in the reserve area were not meant to be cut down but
they tolerated a small amount of timber being used by
villagers who needed money to support themselves through
He said they had to let the villagers make money from
timber because they were so short of food. But, he added,
it would only be a short-term solution.
"We allow them to cut the timber at the moment but
when the rice is harvested we will stop them," he
One of the villagers who asked not to be named said it
was precisely that loop hole that the professional timber
traders were exploiting.
He said that villagers went into the reserve to cut
timber saying it was for their own use, such as for
building a house, but then they sold it to the timber
However, he added, even though they had permission to cut

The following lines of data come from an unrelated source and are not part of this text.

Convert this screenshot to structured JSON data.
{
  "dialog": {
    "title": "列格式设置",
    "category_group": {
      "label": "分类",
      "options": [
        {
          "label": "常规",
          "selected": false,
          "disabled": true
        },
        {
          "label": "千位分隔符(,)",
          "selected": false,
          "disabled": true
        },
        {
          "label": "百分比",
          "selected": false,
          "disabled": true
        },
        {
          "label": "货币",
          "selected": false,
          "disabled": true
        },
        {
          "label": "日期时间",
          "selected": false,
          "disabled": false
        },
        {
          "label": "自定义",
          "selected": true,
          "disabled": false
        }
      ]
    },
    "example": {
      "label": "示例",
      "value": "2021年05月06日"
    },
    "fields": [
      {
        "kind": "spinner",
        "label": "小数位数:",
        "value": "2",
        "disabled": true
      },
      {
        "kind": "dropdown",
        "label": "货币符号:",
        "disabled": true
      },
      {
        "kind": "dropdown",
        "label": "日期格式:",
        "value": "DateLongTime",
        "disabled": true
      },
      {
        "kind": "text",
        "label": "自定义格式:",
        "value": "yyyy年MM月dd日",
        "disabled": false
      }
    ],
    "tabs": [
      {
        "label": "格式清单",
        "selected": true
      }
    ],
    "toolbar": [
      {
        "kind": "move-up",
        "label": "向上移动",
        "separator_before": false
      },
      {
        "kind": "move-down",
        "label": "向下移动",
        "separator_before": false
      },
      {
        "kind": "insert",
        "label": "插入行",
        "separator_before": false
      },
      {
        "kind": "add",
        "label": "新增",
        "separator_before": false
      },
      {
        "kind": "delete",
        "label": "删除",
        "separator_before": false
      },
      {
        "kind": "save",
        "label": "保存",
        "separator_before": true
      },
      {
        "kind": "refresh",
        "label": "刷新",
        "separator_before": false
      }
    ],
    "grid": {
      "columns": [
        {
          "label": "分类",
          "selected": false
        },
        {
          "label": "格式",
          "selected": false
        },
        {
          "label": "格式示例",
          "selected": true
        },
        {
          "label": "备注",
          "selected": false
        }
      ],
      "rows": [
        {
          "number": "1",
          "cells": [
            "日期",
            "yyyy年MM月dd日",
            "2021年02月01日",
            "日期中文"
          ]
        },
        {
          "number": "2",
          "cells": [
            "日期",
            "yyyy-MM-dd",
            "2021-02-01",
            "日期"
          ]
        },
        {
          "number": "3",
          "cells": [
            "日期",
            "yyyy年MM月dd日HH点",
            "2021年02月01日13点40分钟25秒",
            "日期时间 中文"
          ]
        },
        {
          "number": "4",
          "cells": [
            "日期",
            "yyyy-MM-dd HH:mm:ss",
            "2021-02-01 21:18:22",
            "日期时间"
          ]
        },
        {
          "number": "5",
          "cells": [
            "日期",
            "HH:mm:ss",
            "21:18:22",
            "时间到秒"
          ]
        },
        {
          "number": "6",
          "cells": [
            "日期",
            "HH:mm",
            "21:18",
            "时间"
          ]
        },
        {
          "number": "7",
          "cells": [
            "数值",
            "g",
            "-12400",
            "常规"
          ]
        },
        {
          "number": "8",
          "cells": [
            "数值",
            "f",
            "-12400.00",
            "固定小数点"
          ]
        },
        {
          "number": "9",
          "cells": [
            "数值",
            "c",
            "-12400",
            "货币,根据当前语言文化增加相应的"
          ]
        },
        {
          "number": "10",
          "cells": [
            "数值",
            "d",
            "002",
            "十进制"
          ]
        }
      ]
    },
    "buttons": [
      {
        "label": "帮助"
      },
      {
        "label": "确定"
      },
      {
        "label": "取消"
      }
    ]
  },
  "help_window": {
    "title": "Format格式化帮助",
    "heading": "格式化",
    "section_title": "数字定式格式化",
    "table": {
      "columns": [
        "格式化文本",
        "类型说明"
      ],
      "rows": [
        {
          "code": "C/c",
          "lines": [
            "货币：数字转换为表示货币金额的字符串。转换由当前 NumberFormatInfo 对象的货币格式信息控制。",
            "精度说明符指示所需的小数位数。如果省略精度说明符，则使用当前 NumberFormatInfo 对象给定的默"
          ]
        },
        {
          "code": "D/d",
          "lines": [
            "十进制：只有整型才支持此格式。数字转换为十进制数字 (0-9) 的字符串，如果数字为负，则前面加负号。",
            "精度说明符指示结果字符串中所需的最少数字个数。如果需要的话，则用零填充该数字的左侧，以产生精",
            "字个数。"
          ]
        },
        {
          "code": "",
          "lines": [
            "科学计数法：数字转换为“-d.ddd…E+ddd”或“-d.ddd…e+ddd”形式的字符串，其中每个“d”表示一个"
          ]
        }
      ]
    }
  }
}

trees they still had to pay bribes to the local
authorities, police and soldiers in the area.
"I have to pay them [local authorities] 30,000 to
40,000 riel, and more to the soldiers or the militia on
He said even if they had written permission to cut trees
it made no difference to the soldiers. "If we show
them the paper they say `do we eat paper?' and sometimes
they fire their guns to threaten me and other
A military officer based in Popok commune said that it
was difficult to work out who was carrying timber for
themselves and who was doing it for traders since there
were about 80 to 100 buffalo carts hauling timber in his
"We cannot prevent them because they are so poor. If
we respected the rules we would have to kill them,"
However one of the local timber cutters, Sok Chea, who
lives in Sla village, said that sometimes the soldiers or
militia had arrested him and confiscated both his timber
and his money.
"If I had another job I would not go to cut the
timber because they [soldiers] have guns and we do not,
so we cannot argue with them have to pay what they
"I do this job because I have no choice."
He said that it took at least a month to fell the tree
and then turn it into planks. For that he receives 40,000
riel but half of that went in bribes.
One soldier spoken to by the Post denied there was any
corruption. Instead he said they helped the villagers,
giving them rice and protecting them from robbers.
However not all the military deny there is rampant
corruption in the area.
And they're upset about it.
One colonel said there was a double loss to the country
by the scam. Not only were the trees cut but there was no
revenue for the State from them.
He complained that the loggers were just too greedy. They
paid for 2,000 cubic meters but not the other 8,000 or
more cubic meters.
"I think that if they paid the National Budget for
8,000 cubic meters and kept 2,000 cubic meters, the
budget would be good and the salaries of the soldiers and
public servants would not be late and the economy would
not be in crisis.
"I think that if there was only a quarter of the
corruption that there is in Cambodia it would not be bad
and the budget would be a lot.
"The country would develop, but instead we have
Meanwhile Chap Mil is optimistic for the future.
He believed that moving control of the forests to local
authorities was leading to better control and less
"anarchy" in the industry.
"Now the government has put the forests under the
district we can more easily control it and if we find out
they [soldiers or police] are cutting the timber we will
report them directly to their bosses," he said.